But these self-styled 'brogrammers' have decided that what the almost all-male world of programming needs is an injection of... frat-house antics. Great, just, great. Here's a choice quote from one of these
"We got invited to a party in Malibu where there were naked women in the hot tub," said Stern-Sapad, 25. "We're the cool programmers."The article continues:
"I don't need to wear a pocket protector to be a programmer," says John Manoogian III, a software engineer and entrepreneur.Exsqueeze me? Baking powder? Who the hell wears a pocket protector? But (shock! horror!), the whole 'brogrammer' thing might just be a little off putting to women programmers (you, know, the "hogrammers" the brogrammers sometimes have to work with):

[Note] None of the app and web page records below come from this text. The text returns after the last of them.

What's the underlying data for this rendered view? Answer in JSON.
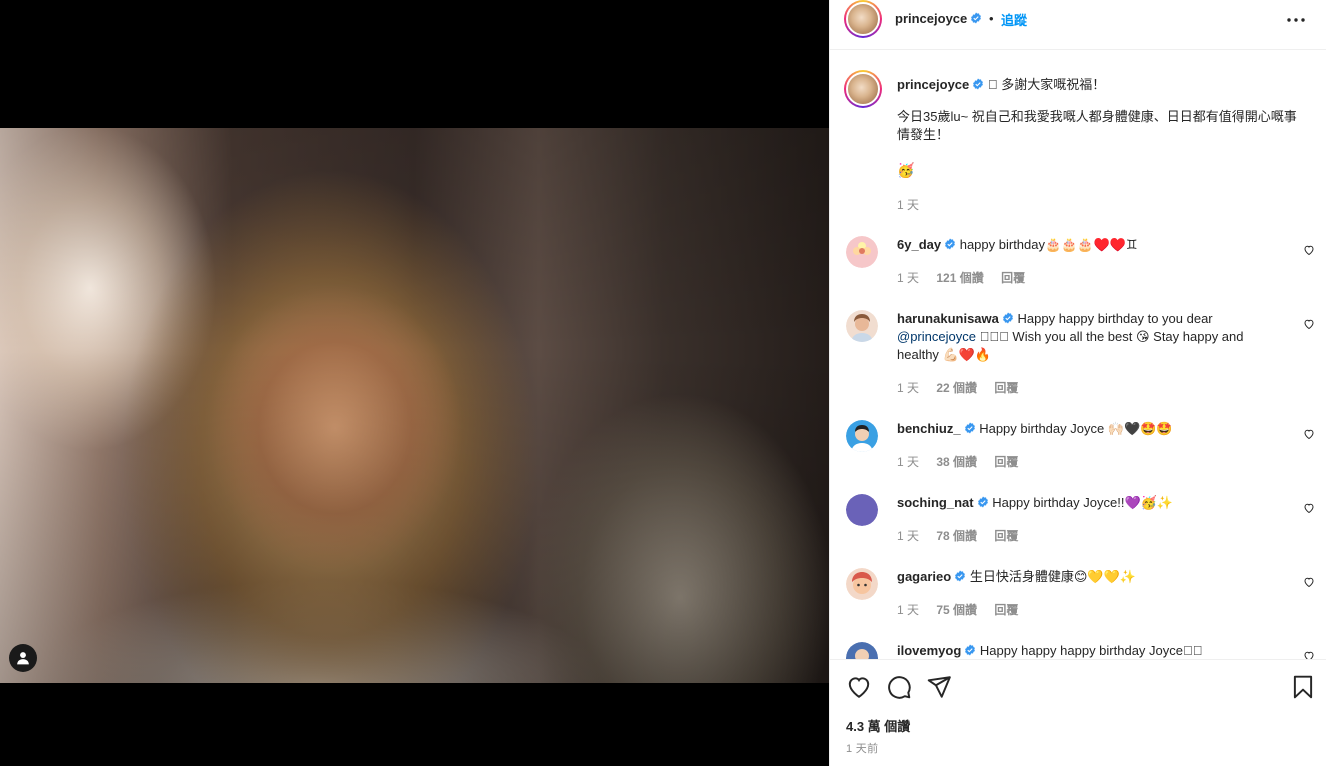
{
  "header": {
    "username": "princejoyce",
    "dot": "•",
    "follow_label": "追蹤"
  },
  "caption": {
    "username": "princejoyce",
    "headline": "􀀀 多謝大家嘅祝福！",
    "body": "今日35歲lu~ 祝自己和我愛我嘅人都身體健康、日日都有值得開心嘅事情發生！",
    "emoji": "🥳",
    "time": "1 天"
  },
  "comments": [
    {
      "username": "6y_day",
      "text": "happy birthday🎂🎂🎂♥️♥️♊",
      "time": "1 天",
      "likes": "121 個讚",
      "reply": "回覆",
      "avatar_color": "#f6c7c9"
    },
    {
      "username": "harunakunisawa",
      "text_pre": "Happy happy birthday to you dear",
      "mention": "@princejoyce",
      "text_post": " 􀀀􀀀􀀀 Wish you all the best 😘 Stay happy and healthy 💪🏻❤️🔥",
      "time": "1 天",
      "likes": "22 個讚",
      "reply": "回覆",
      "avatar_color": "#e9c8b5"
    },
    {
      "username": "benchiuz_",
      "text": "Happy birthday Joyce 🙌🏻🖤🤩🤩",
      "time": "1 天",
      "likes": "38 個讚",
      "reply": "回覆",
      "avatar_color": "#3aa0e3"
    },
    {
      "username": "soching_nat",
      "text": "Happy birthday Joyce!!💜🥳✨",
      "time": "1 天",
      "likes": "78 個讚",
      "reply": "回覆",
      "avatar_color": "#6a62b8"
    },
    {
      "username": "gagarieo",
      "text": "生日快活身體健康😊💛💛✨",
      "time": "1 天",
      "likes": "75 個讚",
      "reply": "回覆",
      "avatar_color": "#d9584a"
    },
    {
      "username": "ilovemyog",
      "text": "Happy happy happy birthday Joyce􀀀􀀀",
      "avatar_color": "#4a6fb0"
    }
  ],
  "actions": {
    "likes_count": "4.3 萬 個讚",
    "post_time": "1 天前"
  },
  "colors": {
    "accent": "#0095f6",
    "verified": "#3897f0",
    "secondary_text": "#8e8e8e"
  }
}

There's also an audience that has been left out of the joke. Women made up 21 percent of all programmers in 2010, down from 24 percent in 2000, according to the U.S. Bureau of Labor Statistics.Because, guess what?, the frat-house 'culture' has always been just a teensy bit derogatory towards women.

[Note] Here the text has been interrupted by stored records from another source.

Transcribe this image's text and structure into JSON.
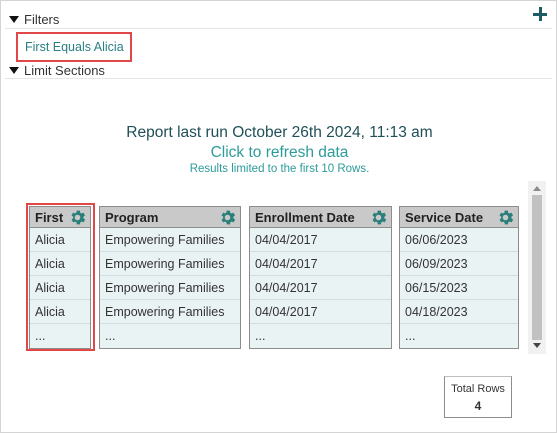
{
  "filters": {
    "title": "Filters",
    "active_filter": "First Equals Alicia"
  },
  "limit_sections": {
    "title": "Limit Sections"
  },
  "report": {
    "last_run": "Report last run October 26th 2024, 11:13 am",
    "refresh_link": "Click to refresh data",
    "limit_note": "Results limited to the first 10 Rows."
  },
  "tables": {
    "first": {
      "header": "First",
      "rows": [
        "Alicia",
        "Alicia",
        "Alicia",
        "Alicia",
        "..."
      ]
    },
    "program": {
      "header": "Program",
      "rows": [
        "Empowering Families",
        "Empowering Families",
        "Empowering Families",
        "Empowering Families",
        "..."
      ]
    },
    "enrollment_date": {
      "header": "Enrollment Date",
      "rows": [
        "04/04/2017",
        "04/04/2017",
        "04/04/2017",
        "04/04/2017",
        "..."
      ]
    },
    "service_date": {
      "header": "Service Date",
      "rows": [
        "06/06/2023",
        "06/09/2023",
        "06/15/2023",
        "04/18/2023",
        "..."
      ]
    }
  },
  "totals": {
    "label": "Total Rows",
    "value": "4"
  },
  "colors": {
    "accent_teal": "#2c9b9a",
    "gear_teal": "#2a7f7a",
    "highlight_red": "#e04848",
    "header_gray": "#c9c9c9",
    "cell_bg": "#eaf3f4"
  },
  "icons": {
    "add": "plus-icon",
    "collapse": "triangle-down-icon",
    "column_settings": "gear-icon"
  }
}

Anything that encourages the perception of tech as being male-dominated is likely to contribute to this decline, said Sara Chipps, founder of Girl Develop It, a series of software-development workshops.
"This brogramming thing would definitely turn off a lot of women from working" at startups, said Chipps.
Now, I've nothing against sociable programmers who want to 'have fun' and 'socialize' as the article puts it, but frankly the computer industry should not be laughing slyly at brogrammers or turning a blind eye.
Brogrammers should be actively shunned.
PS When this came up before on Hacker News I had a rather more succinct way of putting it:
Perhaps, but more than that it's bloody stupid.